ASSIGNMENT: Return each line below holding the string "PicList".

MATERIAL TO PROCESS:
....
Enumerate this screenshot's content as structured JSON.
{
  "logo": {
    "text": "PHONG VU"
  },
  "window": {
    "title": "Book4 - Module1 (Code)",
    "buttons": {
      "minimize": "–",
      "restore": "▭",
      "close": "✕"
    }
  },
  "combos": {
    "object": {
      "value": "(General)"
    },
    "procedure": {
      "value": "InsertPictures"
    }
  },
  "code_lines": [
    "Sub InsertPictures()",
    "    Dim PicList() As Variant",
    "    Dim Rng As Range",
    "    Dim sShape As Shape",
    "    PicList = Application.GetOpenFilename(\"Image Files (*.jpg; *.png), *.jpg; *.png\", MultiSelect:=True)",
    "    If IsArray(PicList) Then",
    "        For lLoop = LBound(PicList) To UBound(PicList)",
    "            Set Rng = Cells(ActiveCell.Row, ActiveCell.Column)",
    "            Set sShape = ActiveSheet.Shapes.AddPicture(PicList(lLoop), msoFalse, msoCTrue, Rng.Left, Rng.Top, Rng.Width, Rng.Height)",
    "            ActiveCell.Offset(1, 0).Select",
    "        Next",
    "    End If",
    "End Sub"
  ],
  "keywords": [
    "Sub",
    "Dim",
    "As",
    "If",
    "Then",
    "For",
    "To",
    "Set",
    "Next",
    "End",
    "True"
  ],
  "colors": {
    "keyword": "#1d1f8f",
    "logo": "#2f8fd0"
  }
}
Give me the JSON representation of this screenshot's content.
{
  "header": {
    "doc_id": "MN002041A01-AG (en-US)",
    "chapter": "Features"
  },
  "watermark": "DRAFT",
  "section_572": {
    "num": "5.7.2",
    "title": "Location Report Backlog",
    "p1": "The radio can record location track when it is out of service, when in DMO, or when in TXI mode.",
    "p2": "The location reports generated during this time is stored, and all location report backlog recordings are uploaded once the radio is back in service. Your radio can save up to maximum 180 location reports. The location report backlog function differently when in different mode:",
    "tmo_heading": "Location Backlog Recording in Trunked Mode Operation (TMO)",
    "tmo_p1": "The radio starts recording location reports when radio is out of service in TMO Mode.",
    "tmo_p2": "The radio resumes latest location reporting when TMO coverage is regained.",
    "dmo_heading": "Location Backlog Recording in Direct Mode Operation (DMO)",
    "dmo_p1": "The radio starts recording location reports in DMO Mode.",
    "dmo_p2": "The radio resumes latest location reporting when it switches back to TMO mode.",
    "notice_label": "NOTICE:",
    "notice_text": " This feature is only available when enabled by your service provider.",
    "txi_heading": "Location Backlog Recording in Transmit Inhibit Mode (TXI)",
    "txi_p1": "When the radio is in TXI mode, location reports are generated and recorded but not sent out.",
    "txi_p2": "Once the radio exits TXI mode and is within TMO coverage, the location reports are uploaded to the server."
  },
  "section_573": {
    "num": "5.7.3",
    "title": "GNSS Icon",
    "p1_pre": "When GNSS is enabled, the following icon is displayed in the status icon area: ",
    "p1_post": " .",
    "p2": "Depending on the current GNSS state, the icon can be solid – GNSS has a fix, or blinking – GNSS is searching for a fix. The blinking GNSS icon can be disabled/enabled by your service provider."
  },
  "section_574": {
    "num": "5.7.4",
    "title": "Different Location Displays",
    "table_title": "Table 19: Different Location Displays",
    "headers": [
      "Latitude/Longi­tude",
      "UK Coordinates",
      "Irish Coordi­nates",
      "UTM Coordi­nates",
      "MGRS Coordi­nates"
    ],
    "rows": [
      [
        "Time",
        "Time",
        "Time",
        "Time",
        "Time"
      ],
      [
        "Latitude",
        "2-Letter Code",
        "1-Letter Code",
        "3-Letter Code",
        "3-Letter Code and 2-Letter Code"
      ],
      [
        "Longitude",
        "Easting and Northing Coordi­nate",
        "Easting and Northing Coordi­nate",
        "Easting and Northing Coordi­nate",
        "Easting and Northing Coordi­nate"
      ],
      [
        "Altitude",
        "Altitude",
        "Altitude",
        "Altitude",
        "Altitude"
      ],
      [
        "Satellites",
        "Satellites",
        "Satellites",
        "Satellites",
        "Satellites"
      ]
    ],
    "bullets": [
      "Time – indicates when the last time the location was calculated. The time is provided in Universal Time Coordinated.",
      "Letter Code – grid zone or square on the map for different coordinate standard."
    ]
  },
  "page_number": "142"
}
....
EXERCISE SOLUTION:
    "    Dim PicList() As Variant",
    "    PicList = Application.GetOpenFilename(\"Image Files (*.jpg; *.png), *.jpg; *.png\", MultiSelect:=True)",
    "    If IsArray(PicList) Then",
    "        For lLoop = LBound(PicList) To UBound(PicList)",
    "            Set sShape = ActiveSheet.Shapes.AddPicture(PicList(lLoop), msoFalse, msoCTrue, Rng.Left, Rng.Top, Rng.Width, Rng.Height)",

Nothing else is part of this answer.